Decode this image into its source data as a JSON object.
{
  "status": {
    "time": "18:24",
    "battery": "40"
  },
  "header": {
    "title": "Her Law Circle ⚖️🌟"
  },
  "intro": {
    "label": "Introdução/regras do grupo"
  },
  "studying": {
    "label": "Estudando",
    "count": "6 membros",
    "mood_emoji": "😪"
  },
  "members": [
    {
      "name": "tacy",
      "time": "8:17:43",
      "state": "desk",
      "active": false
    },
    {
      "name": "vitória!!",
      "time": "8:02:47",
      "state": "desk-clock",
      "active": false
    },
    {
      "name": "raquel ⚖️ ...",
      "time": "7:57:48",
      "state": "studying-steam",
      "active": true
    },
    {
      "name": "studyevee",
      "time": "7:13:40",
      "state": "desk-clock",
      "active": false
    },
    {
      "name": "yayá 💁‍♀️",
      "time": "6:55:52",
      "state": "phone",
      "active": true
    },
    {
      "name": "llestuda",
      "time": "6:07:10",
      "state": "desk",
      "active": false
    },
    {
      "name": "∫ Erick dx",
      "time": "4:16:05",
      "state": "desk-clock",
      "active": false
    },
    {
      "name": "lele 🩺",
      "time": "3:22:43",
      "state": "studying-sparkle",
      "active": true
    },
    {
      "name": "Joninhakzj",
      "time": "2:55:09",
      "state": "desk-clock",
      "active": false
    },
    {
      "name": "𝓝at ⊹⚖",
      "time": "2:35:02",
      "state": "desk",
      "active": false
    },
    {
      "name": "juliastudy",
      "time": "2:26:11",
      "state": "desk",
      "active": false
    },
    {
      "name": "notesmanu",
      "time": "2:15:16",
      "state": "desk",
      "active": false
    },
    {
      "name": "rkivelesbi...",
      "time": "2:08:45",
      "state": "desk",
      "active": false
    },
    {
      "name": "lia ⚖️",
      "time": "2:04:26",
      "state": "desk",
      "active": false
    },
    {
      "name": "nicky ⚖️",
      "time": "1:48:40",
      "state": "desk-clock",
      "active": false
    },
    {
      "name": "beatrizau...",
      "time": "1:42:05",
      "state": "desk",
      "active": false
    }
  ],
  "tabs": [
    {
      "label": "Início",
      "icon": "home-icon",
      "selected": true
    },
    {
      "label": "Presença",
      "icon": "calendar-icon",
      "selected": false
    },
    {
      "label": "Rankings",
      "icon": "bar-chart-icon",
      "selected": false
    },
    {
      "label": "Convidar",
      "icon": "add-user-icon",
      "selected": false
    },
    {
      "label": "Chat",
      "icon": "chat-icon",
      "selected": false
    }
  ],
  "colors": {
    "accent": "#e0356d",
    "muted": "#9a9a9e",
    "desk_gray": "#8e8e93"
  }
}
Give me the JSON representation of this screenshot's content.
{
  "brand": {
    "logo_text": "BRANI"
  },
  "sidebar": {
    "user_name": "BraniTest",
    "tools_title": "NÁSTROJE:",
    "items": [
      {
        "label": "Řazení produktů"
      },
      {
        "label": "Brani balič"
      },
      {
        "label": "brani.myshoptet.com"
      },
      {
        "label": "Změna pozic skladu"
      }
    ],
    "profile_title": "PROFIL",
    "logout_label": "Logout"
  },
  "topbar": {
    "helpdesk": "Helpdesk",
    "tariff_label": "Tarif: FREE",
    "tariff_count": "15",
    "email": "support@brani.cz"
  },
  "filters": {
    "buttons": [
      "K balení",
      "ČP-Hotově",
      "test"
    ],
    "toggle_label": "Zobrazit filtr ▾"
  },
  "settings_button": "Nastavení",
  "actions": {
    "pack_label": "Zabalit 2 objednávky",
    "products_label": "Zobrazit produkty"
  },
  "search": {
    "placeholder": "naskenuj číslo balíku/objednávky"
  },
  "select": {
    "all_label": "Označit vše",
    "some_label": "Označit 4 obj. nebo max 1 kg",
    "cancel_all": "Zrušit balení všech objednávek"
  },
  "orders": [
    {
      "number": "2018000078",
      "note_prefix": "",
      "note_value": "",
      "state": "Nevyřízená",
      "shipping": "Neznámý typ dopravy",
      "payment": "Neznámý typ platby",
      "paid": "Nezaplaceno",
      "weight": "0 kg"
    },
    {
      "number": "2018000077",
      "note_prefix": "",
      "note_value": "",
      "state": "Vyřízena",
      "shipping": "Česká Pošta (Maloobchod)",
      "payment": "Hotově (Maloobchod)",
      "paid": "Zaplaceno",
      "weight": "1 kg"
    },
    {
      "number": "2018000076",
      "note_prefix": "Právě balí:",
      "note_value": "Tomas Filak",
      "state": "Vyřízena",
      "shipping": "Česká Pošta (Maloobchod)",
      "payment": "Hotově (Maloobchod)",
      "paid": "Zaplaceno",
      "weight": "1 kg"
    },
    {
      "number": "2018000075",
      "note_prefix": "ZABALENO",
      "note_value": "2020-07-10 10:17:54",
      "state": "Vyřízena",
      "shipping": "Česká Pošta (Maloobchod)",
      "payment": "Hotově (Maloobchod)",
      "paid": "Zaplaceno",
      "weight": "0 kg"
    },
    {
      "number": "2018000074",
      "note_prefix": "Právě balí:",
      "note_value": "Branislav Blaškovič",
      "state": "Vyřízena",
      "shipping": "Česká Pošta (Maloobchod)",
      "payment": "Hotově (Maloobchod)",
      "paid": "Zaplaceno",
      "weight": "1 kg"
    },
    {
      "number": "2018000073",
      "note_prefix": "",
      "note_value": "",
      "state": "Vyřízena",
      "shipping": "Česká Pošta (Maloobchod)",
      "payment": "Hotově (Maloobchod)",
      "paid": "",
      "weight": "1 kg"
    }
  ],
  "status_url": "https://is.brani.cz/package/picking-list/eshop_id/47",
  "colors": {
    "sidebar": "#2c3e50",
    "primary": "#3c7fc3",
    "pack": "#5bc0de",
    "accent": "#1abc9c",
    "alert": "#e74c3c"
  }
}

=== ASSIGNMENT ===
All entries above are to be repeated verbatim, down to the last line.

=== ANSWER AREA ===
Decode this image into its source data as a JSON object.
{
  "status": {
    "time": "18:24",
    "battery": "40"
  },
  "header": {
    "title": "Her Law Circle ⚖️🌟"
  },
  "intro": {
    "label": "Introdução/regras do grupo"
  },
  "studying": {
    "label": "Estudando",
    "count": "6 membros",
    "mood_emoji": "😪"
  },
  "members": [
    {
      "name": "tacy",
      "time": "8:17:43",
      "state": "desk",
      "active": false
    },
    {
      "name": "vitória!!",
      "time": "8:02:47",
      "state": "desk-clock",
      "active": false
    },
    {
      "name": "raquel ⚖️ ...",
      "time": "7:57:48",
      "state": "studying-steam",
      "active": true
    },
    {
      "name": "studyevee",
      "time": "7:13:40",
      "state": "desk-clock",
      "active": false
    },
    {
      "name": "yayá 💁‍♀️",
      "time": "6:55:52",
      "state": "phone",
      "active": true
    },
    {
      "name": "llestuda",
      "time": "6:07:10",
      "state": "desk",
      "active": false
    },
    {
      "name": "∫ Erick dx",
      "time": "4:16:05",
      "state": "desk-clock",
      "active": false
    },
    {
      "name": "lele 🩺",
      "time": "3:22:43",
      "state": "studying-sparkle",
      "active": true
    },
    {
      "name": "Joninhakzj",
      "time": "2:55:09",
      "state": "desk-clock",
      "active": false
    },
    {
      "name": "𝓝at ⊹⚖",
      "time": "2:35:02",
      "state": "desk",
      "active": false
    },
    {
      "name": "juliastudy",
      "time": "2:26:11",
      "state": "desk",
      "active": false
    },
    {
      "name": "notesmanu",
      "time": "2:15:16",
      "state": "desk",
      "active": false
    },
    {
      "name": "rkivelesbi...",
      "time": "2:08:45",
      "state": "desk",
      "active": false
    },
    {
      "name": "lia ⚖️",
      "time": "2:04:26",
      "state": "desk",
      "active": false
    },
    {
      "name": "nicky ⚖️",
      "time": "1:48:40",
      "state": "desk-clock",
      "active": false
    },
    {
      "name": "beatrizau...",
      "time": "1:42:05",
      "state": "desk",
      "active": false
    }
  ],
  "tabs": [
    {
      "label": "Início",
      "icon": "home-icon",
      "selected": true
    },
    {
      "label": "Presença",
      "icon": "calendar-icon",
      "selected": false
    },
    {
      "label": "Rankings",
      "icon": "bar-chart-icon",
      "selected": false
    },
    {
      "label": "Convidar",
      "icon": "add-user-icon",
      "selected": false
    },
    {
      "label": "Chat",
      "icon": "chat-icon",
      "selected": false
    }
  ],
  "colors": {
    "accent": "#e0356d",
    "muted": "#9a9a9e",
    "desk_gray": "#8e8e93"
  }
}
Give me the JSON representation of this screenshot's content.
{
  "brand": {
    "logo_text": "BRANI"
  },
  "sidebar": {
    "user_name": "BraniTest",
    "tools_title": "NÁSTROJE:",
    "items": [
      {
        "label": "Řazení produktů"
      },
      {
        "label": "Brani balič"
      },
      {
        "label": "brani.myshoptet.com"
      },
      {
        "label": "Změna pozic skladu"
      }
    ],
    "profile_title": "PROFIL",
    "logout_label": "Logout"
  },
  "topbar": {
    "helpdesk": "Helpdesk",
    "tariff_label": "Tarif: FREE",
    "tariff_count": "15",
    "email": "support@brani.cz"
  },
  "filters": {
    "buttons": [
      "K balení",
      "ČP-Hotově",
      "test"
    ],
    "toggle_label": "Zobrazit filtr ▾"
  },
  "settings_button": "Nastavení",
  "actions": {
    "pack_label": "Zabalit 2 objednávky",
    "products_label": "Zobrazit produkty"
  },
  "search": {
    "placeholder": "naskenuj číslo balíku/objednávky"
  },
  "select": {
    "all_label": "Označit vše",
    "some_label": "Označit 4 obj. nebo max 1 kg",
    "cancel_all": "Zrušit balení všech objednávek"
  },
  "orders": [
    {
      "number": "2018000078",
      "note_prefix": "",
      "note_value": "",
      "state": "Nevyřízená",
      "shipping": "Neznámý typ dopravy",
      "payment": "Neznámý typ platby",
      "paid": "Nezaplaceno",
      "weight": "0 kg"
    },
    {
      "number": "2018000077",
      "note_prefix": "",
      "note_value": "",
      "state": "Vyřízena",
      "shipping": "Česká Pošta (Maloobchod)",
      "payment": "Hotově (Maloobchod)",
      "paid": "Zaplaceno",
      "weight": "1 kg"
    },
    {
      "number": "2018000076",
      "note_prefix": "Právě balí:",
      "note_value": "Tomas Filak",
      "state": "Vyřízena",
      "shipping": "Česká Pošta (Maloobchod)",
      "payment": "Hotově (Maloobchod)",
      "paid": "Zaplaceno",
      "weight": "1 kg"
    },
    {
      "number": "2018000075",
      "note_prefix": "ZABALENO",
      "note_value": "2020-07-10 10:17:54",
      "state": "Vyřízena",
      "shipping": "Česká Pošta (Maloobchod)",
      "payment": "Hotově (Maloobchod)",
      "paid": "Zaplaceno",
      "weight": "0 kg"
    },
    {
      "number": "2018000074",
      "note_prefix": "Právě balí:",
      "note_value": "Branislav Blaškovič",
      "state": "Vyřízena",
      "shipping": "Česká Pošta (Maloobchod)",
      "payment": "Hotově (Maloobchod)",
      "paid": "Zaplaceno",
      "weight": "1 kg"
    },
    {
      "number": "2018000073",
      "note_prefix": "",
      "note_value": "",
      "state": "Vyřízena",
      "shipping": "Česká Pošta (Maloobchod)",
      "payment": "Hotově (Maloobchod)",
      "paid": "",
      "weight": "1 kg"
    }
  ],
  "status_url": "https://is.brani.cz/package/picking-list/eshop_id/47",
  "colors": {
    "sidebar": "#2c3e50",
    "primary": "#3c7fc3",
    "pack": "#5bc0de",
    "accent": "#1abc9c",
    "alert": "#e74c3c"
  }
}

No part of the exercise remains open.